→ **PROVIDED RECORDS**:
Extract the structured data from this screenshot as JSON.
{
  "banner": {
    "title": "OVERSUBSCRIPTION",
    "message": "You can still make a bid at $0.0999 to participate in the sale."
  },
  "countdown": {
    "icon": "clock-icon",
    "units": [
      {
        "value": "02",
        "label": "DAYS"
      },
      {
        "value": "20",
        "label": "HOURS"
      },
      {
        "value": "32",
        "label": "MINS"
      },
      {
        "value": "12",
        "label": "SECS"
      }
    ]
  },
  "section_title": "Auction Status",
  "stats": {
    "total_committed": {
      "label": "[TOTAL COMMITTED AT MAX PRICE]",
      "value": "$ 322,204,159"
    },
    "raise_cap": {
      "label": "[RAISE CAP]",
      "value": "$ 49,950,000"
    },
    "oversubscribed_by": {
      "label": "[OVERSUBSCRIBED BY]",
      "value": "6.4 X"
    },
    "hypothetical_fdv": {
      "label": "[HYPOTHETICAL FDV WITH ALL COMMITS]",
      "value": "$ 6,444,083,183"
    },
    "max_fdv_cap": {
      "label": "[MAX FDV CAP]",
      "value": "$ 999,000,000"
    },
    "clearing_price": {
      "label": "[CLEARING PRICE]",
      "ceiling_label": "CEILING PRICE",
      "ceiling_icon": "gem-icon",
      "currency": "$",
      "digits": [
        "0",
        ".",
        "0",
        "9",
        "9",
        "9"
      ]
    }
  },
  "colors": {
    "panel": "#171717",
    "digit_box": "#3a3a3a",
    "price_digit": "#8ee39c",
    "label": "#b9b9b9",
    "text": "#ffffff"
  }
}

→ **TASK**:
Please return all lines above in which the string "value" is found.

→ **REPLY**:
        "value": "02",
        "value": "20",
        "value": "32",
        "value": "12",
      "value": "$ 322,204,159"
      "value": "$ 49,950,000"
      "value": "6.4 X"
      "value": "$ 6,444,083,183"
      "value": "$ 999,000,000"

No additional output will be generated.